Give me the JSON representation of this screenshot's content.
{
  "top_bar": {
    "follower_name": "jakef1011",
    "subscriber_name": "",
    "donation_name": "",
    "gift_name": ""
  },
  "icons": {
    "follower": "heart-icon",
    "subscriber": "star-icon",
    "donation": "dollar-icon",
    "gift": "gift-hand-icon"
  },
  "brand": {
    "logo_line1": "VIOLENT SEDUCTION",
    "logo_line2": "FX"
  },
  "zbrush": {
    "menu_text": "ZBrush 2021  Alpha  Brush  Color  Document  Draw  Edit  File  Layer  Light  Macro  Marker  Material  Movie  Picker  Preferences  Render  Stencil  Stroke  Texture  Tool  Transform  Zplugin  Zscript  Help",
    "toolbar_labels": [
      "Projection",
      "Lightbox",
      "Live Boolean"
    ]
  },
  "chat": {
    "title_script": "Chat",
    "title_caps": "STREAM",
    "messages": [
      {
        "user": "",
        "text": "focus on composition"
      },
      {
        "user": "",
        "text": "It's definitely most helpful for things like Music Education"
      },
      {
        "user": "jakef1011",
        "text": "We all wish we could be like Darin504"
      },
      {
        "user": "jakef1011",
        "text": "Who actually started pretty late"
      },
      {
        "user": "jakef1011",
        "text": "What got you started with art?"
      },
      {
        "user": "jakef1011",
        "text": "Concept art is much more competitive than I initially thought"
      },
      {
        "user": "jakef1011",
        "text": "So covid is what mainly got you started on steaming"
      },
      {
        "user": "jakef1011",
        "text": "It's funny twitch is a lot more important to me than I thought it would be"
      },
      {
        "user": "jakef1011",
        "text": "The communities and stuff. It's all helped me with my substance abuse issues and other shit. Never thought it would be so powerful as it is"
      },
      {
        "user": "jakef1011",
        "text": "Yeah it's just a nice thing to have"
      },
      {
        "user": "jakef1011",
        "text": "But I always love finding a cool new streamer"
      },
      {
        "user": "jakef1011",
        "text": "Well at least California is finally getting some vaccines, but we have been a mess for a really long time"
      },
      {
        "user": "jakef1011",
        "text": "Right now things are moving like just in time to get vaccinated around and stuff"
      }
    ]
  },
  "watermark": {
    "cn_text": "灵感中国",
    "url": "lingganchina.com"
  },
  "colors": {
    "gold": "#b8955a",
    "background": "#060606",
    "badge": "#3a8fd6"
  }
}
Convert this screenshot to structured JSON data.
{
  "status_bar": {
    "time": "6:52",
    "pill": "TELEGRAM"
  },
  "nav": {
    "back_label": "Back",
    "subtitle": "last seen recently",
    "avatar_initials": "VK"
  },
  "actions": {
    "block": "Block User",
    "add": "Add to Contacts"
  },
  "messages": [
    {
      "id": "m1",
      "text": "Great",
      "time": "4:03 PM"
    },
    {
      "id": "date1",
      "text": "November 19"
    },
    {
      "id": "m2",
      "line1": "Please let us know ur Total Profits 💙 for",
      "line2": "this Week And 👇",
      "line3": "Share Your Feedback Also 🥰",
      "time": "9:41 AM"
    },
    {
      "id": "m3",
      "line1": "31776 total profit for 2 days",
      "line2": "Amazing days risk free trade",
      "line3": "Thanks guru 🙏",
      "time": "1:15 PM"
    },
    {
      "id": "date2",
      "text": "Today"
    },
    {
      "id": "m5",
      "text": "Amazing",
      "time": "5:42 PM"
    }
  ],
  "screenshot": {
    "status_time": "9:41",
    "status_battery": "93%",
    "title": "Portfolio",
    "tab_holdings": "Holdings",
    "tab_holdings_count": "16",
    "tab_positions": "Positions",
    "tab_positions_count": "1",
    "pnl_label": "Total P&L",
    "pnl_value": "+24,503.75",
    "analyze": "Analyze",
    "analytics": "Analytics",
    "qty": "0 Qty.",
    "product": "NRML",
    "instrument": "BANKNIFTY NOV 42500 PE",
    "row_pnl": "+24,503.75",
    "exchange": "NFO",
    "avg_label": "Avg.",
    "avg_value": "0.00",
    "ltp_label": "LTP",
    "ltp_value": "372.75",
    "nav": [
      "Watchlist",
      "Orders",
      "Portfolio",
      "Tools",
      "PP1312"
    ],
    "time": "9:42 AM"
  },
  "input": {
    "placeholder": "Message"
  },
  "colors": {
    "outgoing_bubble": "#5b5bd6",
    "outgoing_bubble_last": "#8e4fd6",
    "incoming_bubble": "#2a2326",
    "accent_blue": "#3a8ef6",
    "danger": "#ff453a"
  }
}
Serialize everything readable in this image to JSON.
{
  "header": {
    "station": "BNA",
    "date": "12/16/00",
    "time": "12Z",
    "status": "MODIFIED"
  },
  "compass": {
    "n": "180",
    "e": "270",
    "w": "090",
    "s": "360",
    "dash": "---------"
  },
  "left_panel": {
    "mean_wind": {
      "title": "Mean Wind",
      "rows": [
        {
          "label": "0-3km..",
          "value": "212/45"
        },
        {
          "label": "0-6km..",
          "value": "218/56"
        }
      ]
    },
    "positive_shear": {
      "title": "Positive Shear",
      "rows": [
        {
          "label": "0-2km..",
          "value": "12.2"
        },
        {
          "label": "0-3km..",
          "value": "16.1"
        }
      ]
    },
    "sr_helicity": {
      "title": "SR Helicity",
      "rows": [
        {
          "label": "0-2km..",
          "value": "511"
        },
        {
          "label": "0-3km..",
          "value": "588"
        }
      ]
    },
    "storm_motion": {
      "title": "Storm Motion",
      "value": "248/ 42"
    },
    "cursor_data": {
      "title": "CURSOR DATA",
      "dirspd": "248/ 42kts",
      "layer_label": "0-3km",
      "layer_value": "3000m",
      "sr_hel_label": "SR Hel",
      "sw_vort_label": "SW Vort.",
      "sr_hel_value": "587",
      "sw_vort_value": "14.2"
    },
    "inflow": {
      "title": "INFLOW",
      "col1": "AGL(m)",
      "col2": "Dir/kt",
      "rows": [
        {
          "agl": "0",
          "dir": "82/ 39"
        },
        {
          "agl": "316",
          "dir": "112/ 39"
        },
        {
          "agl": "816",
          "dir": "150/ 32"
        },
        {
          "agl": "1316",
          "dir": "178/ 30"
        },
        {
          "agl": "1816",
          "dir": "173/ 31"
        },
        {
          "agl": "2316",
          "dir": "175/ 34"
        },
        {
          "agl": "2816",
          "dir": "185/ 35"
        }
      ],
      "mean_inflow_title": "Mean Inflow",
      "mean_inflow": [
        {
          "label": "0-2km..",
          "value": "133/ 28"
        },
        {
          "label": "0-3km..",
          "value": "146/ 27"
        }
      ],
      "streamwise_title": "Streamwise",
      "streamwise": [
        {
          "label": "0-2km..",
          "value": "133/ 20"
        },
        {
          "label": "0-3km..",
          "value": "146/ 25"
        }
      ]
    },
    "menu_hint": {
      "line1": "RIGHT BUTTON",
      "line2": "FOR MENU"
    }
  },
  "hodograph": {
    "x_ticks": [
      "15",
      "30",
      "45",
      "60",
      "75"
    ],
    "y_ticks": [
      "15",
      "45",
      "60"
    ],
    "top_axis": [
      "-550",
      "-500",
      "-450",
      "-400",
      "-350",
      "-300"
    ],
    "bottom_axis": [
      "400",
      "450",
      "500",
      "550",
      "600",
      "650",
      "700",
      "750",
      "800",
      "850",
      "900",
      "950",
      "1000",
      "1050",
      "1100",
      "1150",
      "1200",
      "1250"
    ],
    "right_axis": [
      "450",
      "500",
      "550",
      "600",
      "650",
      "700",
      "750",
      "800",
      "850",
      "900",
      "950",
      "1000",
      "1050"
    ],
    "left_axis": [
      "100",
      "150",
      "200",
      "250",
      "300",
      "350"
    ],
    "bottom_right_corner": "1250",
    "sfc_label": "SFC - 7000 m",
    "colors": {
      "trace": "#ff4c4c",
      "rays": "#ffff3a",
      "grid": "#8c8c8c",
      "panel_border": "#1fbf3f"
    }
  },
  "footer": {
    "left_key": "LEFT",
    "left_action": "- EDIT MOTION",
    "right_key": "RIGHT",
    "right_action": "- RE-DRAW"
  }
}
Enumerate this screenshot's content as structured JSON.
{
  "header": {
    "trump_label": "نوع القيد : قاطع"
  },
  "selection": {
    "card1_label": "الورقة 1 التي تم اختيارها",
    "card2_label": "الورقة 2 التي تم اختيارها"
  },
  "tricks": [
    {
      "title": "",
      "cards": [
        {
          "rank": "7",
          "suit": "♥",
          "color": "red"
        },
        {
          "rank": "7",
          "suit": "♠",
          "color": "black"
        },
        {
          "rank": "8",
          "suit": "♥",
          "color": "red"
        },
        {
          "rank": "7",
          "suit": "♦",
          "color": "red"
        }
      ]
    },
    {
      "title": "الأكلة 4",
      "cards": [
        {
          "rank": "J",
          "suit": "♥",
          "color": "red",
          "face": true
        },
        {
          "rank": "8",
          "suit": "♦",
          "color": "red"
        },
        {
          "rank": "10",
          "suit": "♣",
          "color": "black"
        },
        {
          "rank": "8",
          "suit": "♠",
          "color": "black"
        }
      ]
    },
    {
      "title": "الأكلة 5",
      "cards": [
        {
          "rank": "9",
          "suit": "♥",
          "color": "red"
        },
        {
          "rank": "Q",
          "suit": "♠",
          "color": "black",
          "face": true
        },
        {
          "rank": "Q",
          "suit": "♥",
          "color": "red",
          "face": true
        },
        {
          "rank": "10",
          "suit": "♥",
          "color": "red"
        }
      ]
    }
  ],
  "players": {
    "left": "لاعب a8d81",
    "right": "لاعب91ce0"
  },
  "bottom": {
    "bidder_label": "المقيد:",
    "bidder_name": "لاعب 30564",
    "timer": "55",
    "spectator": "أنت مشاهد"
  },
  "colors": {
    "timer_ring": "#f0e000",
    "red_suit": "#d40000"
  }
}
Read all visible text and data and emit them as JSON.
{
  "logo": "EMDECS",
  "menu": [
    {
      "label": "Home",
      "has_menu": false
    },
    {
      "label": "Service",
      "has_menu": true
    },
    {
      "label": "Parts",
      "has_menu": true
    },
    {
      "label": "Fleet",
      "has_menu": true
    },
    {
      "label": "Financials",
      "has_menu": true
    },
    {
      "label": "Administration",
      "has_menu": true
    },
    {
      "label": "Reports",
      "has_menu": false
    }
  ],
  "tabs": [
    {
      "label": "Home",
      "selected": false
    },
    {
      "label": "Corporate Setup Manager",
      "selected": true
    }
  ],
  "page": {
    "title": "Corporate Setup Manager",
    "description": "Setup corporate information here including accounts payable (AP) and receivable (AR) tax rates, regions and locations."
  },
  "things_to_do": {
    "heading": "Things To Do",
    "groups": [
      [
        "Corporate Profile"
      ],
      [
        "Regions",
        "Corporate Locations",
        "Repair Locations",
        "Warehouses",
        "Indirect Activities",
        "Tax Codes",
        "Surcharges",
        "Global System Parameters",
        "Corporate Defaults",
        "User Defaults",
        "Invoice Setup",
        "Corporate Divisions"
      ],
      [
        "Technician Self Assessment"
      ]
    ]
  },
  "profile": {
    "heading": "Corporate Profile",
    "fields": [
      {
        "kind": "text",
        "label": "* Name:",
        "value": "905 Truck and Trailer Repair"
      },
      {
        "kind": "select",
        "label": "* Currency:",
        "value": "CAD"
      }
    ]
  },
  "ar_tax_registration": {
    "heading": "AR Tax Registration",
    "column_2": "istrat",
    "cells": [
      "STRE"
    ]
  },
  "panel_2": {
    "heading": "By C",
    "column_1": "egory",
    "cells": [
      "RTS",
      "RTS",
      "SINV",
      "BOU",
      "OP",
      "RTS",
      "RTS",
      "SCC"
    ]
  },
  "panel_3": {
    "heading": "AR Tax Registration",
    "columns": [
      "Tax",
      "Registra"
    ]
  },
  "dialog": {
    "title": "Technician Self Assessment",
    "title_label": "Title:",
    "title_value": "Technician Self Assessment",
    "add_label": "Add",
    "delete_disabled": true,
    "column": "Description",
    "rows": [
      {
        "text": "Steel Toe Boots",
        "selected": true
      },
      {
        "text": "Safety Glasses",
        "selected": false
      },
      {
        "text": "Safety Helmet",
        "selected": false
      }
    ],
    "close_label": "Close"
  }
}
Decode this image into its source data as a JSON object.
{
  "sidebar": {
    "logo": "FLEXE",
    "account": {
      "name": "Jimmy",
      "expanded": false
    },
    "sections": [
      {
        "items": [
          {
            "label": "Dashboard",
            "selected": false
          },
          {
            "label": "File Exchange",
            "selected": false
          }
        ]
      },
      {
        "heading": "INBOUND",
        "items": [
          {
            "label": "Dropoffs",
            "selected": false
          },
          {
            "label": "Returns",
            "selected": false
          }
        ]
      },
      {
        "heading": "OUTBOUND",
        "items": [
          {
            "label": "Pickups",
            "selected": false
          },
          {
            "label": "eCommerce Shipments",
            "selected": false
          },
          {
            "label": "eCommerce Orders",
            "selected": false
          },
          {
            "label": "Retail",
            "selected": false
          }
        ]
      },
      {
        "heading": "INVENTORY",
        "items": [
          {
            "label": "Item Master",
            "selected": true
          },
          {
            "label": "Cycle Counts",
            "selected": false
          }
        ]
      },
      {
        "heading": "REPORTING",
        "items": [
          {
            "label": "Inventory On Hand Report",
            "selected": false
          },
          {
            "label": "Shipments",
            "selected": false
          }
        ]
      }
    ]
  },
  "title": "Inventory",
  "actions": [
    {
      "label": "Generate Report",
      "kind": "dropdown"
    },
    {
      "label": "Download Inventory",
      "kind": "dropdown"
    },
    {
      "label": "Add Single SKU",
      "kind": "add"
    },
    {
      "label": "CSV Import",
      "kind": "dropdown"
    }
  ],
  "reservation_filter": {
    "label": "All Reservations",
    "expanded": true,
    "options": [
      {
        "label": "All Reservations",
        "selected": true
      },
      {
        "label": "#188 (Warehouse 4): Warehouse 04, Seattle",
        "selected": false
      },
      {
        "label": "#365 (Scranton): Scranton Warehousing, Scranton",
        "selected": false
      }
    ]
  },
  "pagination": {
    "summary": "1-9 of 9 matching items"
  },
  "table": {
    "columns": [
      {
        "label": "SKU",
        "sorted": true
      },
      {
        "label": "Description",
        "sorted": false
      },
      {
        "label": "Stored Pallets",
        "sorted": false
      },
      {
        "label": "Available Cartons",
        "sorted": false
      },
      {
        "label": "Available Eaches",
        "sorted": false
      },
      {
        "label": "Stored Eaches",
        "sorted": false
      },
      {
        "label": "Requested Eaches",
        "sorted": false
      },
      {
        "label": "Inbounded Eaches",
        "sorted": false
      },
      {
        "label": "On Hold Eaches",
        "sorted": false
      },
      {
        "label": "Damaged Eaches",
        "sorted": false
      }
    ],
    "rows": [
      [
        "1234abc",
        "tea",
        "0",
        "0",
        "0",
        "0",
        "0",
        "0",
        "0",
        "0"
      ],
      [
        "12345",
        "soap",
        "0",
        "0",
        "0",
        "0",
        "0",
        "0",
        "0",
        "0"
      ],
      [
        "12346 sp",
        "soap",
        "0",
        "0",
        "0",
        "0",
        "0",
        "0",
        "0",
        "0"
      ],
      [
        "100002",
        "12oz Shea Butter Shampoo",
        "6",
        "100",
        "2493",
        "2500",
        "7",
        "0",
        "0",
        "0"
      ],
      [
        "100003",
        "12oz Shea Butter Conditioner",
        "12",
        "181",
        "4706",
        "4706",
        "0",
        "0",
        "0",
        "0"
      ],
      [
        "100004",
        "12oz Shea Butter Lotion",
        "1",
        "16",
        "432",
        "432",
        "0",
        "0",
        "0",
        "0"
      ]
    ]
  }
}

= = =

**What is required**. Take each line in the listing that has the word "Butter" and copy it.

**Written response**.
        "12oz Shea Butter Shampoo",
        "12oz Shea Butter Conditioner",
        "12oz Shea Butter Lotion",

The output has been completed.